Inflation as we know it today is quite different from Volcker’s days at the helm of the Fed. In 1983, the Bureau of Labor Statistics (BLS) changed the way it estimated the cost of shelter services for owner-occupied dwellings. Hedonic pricing was introduced in 1998 to adjust prices based on changes in quality and characteristics. On its website, the BLS shows how the replacement of a $250 CRT television with a $1,250 plasma TV is measured as a price change of negative 7.1% due to quality and size improvements. In 1999, substitution, which assumes changes in consumer purchases in response to price fluctuation, was incorporated. As an example, if the price of beef rises but the price of pork stays the same, the inflation measurement could assume that consumers would switch from beef to pork. These changes have materially understated inflation – both the Consumer Price Index (CPI) and the Personal Consumption Expenditures (PCE) Index – compared to the methods used in the early 1980s.

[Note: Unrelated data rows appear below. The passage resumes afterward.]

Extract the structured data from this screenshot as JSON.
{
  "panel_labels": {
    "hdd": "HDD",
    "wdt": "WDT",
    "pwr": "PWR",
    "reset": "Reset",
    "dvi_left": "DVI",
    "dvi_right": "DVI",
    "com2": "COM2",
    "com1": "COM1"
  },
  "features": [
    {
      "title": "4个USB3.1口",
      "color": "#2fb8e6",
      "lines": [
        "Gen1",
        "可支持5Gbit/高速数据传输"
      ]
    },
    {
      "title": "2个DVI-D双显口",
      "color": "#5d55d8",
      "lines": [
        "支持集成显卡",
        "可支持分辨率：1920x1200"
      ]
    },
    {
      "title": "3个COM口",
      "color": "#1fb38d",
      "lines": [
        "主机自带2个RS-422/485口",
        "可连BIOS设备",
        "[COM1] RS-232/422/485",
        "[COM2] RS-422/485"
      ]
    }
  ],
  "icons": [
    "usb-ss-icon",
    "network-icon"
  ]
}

The biggest component in the Consumer Price Index is shelter services, accounting for 33% and 42% of CPI and CPI-less food and energy (the core-CPI), respectively. For owner occupied dwellings, rather than measuring the change in housing prices, which was the practice until 1983, the BLS calculates an imputed “owners’ equivalent rent.” It has probably understated inflation in recent years as house price appreciation has outstripped the increase in rents since 2012. The CPI data pegged the inflation in owners’ equivalent rent of residences at 2.9% per year from 2012 through 2018, yet the S&P/Case-Shiller for U.S. National Home Price Index and Zillow had home value appreciating at over 6% per annum during that period. On the other hand, inflation in the U.S. was likely overstated from mid-2007 to early 2012 as the housing market’s multi-year price decline was not reflected in the inflation calculation.

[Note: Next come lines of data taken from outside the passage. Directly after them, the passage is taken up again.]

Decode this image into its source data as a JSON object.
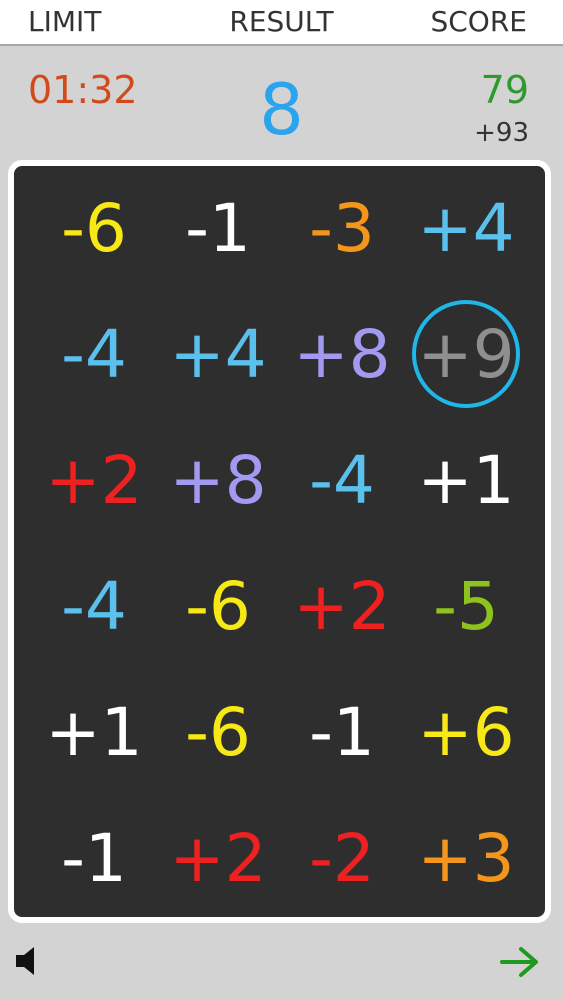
{
  "header": {
    "limit_label": "LIMIT",
    "result_label": "RESULT",
    "score_label": "SCORE"
  },
  "status": {
    "time_limit": "01:32",
    "result": "8",
    "score": "79",
    "bonus": "+93"
  },
  "board": {
    "columns": 4,
    "selected_index": 7,
    "tiles": [
      {
        "text": "-6",
        "color": "#f7e816"
      },
      {
        "text": "-1",
        "color": "#ffffff"
      },
      {
        "text": "-3",
        "color": "#f4961c"
      },
      {
        "text": "+4",
        "color": "#5bc0eb"
      },
      {
        "text": "-4",
        "color": "#5bc0eb"
      },
      {
        "text": "+4",
        "color": "#5bc0eb"
      },
      {
        "text": "+8",
        "color": "#a29af0"
      },
      {
        "text": "+9",
        "color": "#8f8f8f"
      },
      {
        "text": "+2",
        "color": "#ee2020"
      },
      {
        "text": "+8",
        "color": "#a29af0"
      },
      {
        "text": "-4",
        "color": "#5bc0eb"
      },
      {
        "text": "+1",
        "color": "#ffffff"
      },
      {
        "text": "-4",
        "color": "#5bc0eb"
      },
      {
        "text": "-6",
        "color": "#f7e816"
      },
      {
        "text": "+2",
        "color": "#ee2020"
      },
      {
        "text": "-5",
        "color": "#8dc21f"
      },
      {
        "text": "+1",
        "color": "#ffffff"
      },
      {
        "text": "-6",
        "color": "#f7e816"
      },
      {
        "text": "-1",
        "color": "#ffffff"
      },
      {
        "text": "+6",
        "color": "#f7e816"
      },
      {
        "text": "-1",
        "color": "#ffffff"
      },
      {
        "text": "+2",
        "color": "#ee2020"
      },
      {
        "text": "-2",
        "color": "#ee2020"
      },
      {
        "text": "+3",
        "color": "#f4961c"
      }
    ]
  },
  "controls": {
    "sound_icon": "speaker-icon",
    "next_icon": "arrow-right-icon",
    "next_color": "#1e9a1e"
  }
}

A 2018 academic paper titled, Housing Rents and Inflation Rates also challenged the accuracy of BLS’s rental surveys. It argued that the surveys have under-represented new tenants who would provide a more accurate view on the rental market. The paper concluded that U.S. inflation may have been overstated by 1.7% to 4.2% annually during the Great Recession but understated by 0.3% to 0.9% annually during the current expansion. Interestingly, this 0.3% to 0.9% adjustment would bring the latest core-PCE inflation, the Fed’s preferred price barometer, from 1.6% to a range of 1.9% to 2.5%, thus fulfilling the Fed’s self-imposed 2% inflation mandate. Problem solved!
While most seniors would agree that the Social Security cost-of-living-adjustment, which is tied to the increase in CPI, does not come close to the real-life inflation, some analysts claim that the BLS has persistently overstated inflation by being too conservative in its use of hedonic pricing and substitution. This argument is built on the exponential improvement and new products and services created by technological advances. It would conveniently justify central banks’ ultra-loose monetary policies in search of the “elusive” 2% inflation. On the other hand, it would also imply that gains in real income, real output, and standards of living have been chronically understated. In short, the one thing that reasonable people can agree on is that inflation measurement is flawed. However, any attempt to change it and the subsequent policy implications will be fraught with controversy. It will pit statistician’s theoretical assessment of quality improvement against people’s real-life experience and pocketbook issues.